# TASK GOAL
For each line in the records that contains "JSON", make a copy.

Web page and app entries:
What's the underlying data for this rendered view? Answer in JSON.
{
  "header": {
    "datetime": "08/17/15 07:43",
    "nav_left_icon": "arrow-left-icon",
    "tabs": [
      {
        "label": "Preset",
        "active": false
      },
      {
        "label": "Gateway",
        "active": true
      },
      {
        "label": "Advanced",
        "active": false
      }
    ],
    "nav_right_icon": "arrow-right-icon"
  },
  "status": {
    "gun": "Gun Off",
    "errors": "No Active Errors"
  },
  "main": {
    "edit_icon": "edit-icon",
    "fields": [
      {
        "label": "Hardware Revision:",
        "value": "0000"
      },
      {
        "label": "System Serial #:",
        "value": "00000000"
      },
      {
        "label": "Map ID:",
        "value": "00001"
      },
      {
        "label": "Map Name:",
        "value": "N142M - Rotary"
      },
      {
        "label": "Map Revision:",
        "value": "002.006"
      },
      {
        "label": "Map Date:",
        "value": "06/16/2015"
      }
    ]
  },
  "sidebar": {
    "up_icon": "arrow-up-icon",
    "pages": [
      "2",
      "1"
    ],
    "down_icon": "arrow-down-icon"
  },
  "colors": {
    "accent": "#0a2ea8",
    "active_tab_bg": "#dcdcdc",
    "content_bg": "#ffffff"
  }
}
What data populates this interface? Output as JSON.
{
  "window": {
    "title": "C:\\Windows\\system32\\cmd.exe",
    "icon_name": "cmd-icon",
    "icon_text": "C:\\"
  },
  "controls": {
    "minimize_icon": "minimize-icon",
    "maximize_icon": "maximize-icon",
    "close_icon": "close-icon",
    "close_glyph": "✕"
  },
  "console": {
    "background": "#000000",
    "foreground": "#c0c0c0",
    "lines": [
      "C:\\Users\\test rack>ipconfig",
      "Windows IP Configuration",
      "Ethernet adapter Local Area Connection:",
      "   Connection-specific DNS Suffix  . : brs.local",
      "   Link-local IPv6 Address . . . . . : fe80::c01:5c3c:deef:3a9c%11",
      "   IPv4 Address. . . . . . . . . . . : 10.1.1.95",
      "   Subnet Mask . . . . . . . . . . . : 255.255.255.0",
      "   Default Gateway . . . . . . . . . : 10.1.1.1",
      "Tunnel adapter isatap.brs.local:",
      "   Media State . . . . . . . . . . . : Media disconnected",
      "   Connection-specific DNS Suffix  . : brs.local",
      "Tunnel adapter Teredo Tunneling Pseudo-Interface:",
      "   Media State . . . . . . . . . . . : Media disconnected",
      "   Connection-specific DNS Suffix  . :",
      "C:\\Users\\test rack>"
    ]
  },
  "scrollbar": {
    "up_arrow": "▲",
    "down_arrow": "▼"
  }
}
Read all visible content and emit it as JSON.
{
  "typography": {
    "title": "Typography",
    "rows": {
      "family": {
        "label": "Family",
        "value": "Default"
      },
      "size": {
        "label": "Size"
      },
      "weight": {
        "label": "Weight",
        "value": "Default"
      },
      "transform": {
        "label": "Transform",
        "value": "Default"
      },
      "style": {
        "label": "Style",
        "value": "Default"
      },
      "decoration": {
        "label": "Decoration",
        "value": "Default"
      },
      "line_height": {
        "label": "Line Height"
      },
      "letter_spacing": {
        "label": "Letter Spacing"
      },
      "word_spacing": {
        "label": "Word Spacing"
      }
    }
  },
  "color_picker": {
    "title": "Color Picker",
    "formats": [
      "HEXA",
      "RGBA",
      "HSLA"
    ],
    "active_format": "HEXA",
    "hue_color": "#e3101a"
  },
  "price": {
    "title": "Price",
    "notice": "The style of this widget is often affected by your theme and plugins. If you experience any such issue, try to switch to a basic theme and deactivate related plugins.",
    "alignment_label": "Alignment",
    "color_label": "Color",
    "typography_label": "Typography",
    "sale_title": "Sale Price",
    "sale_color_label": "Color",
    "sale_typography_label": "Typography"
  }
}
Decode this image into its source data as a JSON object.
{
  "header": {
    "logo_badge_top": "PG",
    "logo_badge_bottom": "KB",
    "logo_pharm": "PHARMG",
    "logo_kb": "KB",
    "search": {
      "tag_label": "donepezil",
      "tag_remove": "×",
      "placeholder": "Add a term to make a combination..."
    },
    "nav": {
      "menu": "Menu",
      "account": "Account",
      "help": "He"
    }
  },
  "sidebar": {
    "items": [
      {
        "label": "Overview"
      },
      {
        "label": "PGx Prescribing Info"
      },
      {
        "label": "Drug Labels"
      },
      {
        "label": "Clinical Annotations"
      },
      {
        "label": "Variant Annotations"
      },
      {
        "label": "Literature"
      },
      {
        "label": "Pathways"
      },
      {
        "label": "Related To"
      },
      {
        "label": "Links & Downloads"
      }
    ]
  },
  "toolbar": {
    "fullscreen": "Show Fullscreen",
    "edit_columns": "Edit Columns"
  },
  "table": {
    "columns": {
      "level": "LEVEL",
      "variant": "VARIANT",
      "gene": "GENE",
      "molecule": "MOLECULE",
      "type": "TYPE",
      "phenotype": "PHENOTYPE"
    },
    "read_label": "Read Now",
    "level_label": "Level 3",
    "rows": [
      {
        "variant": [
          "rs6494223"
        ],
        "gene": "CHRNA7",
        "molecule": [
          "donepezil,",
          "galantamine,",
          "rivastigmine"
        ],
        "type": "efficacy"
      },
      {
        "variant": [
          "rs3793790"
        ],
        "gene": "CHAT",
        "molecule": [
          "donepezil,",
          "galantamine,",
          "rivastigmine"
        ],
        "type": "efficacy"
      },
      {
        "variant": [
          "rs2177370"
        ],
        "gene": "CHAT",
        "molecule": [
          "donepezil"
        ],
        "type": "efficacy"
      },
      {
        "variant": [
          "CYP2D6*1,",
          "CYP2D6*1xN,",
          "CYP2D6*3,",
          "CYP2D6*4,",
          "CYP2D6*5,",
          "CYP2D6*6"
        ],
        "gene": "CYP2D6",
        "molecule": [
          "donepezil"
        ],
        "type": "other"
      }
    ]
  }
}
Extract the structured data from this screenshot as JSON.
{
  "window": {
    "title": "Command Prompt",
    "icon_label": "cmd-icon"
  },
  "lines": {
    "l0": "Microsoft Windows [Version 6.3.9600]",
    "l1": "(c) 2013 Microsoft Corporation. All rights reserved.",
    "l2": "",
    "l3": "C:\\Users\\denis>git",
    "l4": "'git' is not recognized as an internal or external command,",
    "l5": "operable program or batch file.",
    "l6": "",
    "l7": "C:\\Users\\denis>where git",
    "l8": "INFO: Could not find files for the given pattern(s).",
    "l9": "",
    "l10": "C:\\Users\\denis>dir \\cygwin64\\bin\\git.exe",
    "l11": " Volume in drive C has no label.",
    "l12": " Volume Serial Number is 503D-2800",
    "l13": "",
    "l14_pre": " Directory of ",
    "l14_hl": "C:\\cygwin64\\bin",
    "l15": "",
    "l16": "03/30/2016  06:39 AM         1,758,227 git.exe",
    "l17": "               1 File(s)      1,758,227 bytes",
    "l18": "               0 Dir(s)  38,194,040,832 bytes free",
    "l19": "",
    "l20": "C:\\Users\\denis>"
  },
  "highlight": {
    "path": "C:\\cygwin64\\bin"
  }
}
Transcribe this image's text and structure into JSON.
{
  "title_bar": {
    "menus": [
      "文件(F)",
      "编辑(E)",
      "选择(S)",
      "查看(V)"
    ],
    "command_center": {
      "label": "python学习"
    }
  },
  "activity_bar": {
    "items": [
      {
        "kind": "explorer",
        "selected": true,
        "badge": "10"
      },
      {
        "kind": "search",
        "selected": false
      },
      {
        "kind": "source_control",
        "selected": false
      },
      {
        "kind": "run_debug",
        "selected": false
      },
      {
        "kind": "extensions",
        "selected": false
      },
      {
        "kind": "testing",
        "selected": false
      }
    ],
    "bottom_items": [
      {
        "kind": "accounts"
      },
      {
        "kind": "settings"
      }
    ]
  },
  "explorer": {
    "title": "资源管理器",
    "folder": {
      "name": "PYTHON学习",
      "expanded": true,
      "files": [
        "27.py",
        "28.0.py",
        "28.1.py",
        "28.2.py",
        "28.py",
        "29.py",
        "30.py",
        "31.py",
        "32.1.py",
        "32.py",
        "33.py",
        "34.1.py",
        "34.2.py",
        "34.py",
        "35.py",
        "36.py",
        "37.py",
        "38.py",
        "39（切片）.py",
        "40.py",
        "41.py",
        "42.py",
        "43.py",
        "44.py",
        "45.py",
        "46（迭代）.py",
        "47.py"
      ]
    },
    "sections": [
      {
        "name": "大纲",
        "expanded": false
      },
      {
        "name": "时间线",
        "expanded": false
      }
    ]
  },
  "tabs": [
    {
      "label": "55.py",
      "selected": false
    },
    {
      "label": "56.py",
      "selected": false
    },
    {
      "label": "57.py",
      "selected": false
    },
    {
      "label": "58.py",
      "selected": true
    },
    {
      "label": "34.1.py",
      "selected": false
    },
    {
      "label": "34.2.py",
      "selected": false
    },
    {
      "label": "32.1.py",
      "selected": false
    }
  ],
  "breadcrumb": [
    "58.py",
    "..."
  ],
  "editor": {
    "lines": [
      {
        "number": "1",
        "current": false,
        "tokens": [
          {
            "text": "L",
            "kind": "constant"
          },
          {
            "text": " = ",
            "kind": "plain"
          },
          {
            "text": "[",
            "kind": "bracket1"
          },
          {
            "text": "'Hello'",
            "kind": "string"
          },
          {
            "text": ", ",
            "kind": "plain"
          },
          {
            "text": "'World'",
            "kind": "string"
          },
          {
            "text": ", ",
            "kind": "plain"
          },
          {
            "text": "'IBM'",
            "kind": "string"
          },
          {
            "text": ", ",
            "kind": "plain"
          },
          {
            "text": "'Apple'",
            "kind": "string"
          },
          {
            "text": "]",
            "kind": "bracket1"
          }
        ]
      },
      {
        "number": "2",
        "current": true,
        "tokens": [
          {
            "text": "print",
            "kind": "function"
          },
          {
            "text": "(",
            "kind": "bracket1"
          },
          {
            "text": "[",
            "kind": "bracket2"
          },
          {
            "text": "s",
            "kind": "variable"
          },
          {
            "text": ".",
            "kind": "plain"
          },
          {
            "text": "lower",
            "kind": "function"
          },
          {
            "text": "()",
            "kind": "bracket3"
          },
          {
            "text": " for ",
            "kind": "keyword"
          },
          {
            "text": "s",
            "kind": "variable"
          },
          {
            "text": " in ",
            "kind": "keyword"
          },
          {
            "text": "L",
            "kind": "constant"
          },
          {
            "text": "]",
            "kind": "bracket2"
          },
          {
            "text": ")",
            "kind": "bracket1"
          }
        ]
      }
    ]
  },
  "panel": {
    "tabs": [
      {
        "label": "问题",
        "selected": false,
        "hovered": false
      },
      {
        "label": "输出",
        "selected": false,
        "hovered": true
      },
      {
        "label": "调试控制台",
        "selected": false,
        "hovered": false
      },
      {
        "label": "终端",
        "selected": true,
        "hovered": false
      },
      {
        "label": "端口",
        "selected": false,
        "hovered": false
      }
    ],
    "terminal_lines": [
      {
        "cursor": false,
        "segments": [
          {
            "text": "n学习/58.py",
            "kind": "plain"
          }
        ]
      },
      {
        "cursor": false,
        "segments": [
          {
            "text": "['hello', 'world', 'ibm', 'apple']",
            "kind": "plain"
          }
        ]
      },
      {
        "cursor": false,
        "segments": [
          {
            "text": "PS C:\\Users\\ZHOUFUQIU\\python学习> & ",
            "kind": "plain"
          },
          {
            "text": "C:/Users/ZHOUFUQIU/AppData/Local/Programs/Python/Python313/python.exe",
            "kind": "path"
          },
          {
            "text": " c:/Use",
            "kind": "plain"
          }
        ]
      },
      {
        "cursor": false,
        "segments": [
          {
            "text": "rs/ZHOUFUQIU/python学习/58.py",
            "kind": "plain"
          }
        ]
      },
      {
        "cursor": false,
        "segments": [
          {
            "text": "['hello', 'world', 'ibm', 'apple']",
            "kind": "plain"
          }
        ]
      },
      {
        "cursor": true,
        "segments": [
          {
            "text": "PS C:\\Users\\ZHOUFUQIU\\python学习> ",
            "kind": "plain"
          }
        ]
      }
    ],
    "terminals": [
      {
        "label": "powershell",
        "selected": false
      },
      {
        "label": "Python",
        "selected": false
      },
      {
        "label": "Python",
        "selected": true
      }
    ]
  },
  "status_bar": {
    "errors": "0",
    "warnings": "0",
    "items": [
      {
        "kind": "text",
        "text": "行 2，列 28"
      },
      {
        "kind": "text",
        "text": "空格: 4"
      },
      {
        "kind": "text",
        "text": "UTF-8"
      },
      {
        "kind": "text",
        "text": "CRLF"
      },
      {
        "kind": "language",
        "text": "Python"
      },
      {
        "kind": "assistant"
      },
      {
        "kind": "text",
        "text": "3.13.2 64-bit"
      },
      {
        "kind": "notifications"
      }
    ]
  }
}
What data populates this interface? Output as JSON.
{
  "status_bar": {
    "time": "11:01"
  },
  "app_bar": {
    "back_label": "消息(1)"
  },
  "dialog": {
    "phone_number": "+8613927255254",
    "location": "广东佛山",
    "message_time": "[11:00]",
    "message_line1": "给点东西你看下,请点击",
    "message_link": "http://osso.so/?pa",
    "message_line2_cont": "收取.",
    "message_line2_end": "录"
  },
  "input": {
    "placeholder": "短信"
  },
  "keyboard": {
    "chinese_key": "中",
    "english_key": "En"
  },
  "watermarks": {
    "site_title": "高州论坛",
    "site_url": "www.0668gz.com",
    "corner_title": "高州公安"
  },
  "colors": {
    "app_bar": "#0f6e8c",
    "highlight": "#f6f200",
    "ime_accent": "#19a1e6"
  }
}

# ANSWER SPACE
What's the underlying data for this rendered view? Answer in JSON.
What data populates this interface? Output as JSON.
Read all visible content and emit it as JSON.
Decode this image into its source data as a JSON object.
Extract the structured data from this screenshot as JSON.
Transcribe this image's text and structure into JSON.
What data populates this interface? Output as JSON.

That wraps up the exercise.